**Data section:**

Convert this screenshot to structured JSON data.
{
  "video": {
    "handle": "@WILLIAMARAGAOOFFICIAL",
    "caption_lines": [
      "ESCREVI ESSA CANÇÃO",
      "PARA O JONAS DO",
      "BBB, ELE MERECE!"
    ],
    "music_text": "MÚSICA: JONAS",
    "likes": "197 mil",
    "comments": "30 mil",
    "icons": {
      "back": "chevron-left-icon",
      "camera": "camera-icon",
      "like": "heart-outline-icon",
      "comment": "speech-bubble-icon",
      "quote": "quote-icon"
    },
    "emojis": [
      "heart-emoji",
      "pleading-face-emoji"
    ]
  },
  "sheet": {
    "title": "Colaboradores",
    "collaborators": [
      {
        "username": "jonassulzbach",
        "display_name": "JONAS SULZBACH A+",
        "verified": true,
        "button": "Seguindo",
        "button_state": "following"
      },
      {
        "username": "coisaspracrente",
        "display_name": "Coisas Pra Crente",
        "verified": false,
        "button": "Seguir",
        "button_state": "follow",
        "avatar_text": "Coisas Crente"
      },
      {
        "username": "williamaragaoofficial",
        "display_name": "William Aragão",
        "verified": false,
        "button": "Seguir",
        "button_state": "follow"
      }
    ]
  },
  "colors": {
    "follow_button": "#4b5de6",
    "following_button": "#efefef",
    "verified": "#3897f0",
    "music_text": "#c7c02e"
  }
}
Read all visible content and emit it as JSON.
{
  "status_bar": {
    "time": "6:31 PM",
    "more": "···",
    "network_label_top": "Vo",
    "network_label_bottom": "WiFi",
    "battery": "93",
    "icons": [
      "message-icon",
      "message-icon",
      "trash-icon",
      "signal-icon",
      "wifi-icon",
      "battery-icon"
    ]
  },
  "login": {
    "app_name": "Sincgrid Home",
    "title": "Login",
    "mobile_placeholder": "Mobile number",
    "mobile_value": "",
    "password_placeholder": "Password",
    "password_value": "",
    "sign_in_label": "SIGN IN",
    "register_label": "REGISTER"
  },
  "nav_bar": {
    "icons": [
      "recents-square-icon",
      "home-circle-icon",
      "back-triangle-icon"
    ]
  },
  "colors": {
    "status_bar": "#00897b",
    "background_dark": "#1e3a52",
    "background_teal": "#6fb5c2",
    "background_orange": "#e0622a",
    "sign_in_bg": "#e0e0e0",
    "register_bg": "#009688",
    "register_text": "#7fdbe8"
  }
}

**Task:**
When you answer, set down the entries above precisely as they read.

**Result:**
Convert this screenshot to structured JSON data.
{
  "video": {
    "handle": "@WILLIAMARAGAOOFFICIAL",
    "caption_lines": [
      "ESCREVI ESSA CANÇÃO",
      "PARA O JONAS DO",
      "BBB, ELE MERECE!"
    ],
    "music_text": "MÚSICA: JONAS",
    "likes": "197 mil",
    "comments": "30 mil",
    "icons": {
      "back": "chevron-left-icon",
      "camera": "camera-icon",
      "like": "heart-outline-icon",
      "comment": "speech-bubble-icon",
      "quote": "quote-icon"
    },
    "emojis": [
      "heart-emoji",
      "pleading-face-emoji"
    ]
  },
  "sheet": {
    "title": "Colaboradores",
    "collaborators": [
      {
        "username": "jonassulzbach",
        "display_name": "JONAS SULZBACH A+",
        "verified": true,
        "button": "Seguindo",
        "button_state": "following"
      },
      {
        "username": "coisaspracrente",
        "display_name": "Coisas Pra Crente",
        "verified": false,
        "button": "Seguir",
        "button_state": "follow",
        "avatar_text": "Coisas Crente"
      },
      {
        "username": "williamaragaoofficial",
        "display_name": "William Aragão",
        "verified": false,
        "button": "Seguir",
        "button_state": "follow"
      }
    ]
  },
  "colors": {
    "follow_button": "#4b5de6",
    "following_button": "#efefef",
    "verified": "#3897f0",
    "music_text": "#c7c02e"
  }
}
Read all visible content and emit it as JSON.
{
  "status_bar": {
    "time": "6:31 PM",
    "more": "···",
    "network_label_top": "Vo",
    "network_label_bottom": "WiFi",
    "battery": "93",
    "icons": [
      "message-icon",
      "message-icon",
      "trash-icon",
      "signal-icon",
      "wifi-icon",
      "battery-icon"
    ]
  },
  "login": {
    "app_name": "Sincgrid Home",
    "title": "Login",
    "mobile_placeholder": "Mobile number",
    "mobile_value": "",
    "password_placeholder": "Password",
    "password_value": "",
    "sign_in_label": "SIGN IN",
    "register_label": "REGISTER"
  },
  "nav_bar": {
    "icons": [
      "recents-square-icon",
      "home-circle-icon",
      "back-triangle-icon"
    ]
  },
  "colors": {
    "status_bar": "#00897b",
    "background_dark": "#1e3a52",
    "background_teal": "#6fb5c2",
    "background_orange": "#e0622a",
    "sign_in_bg": "#e0e0e0",
    "register_bg": "#009688",
    "register_text": "#7fdbe8"
  }
}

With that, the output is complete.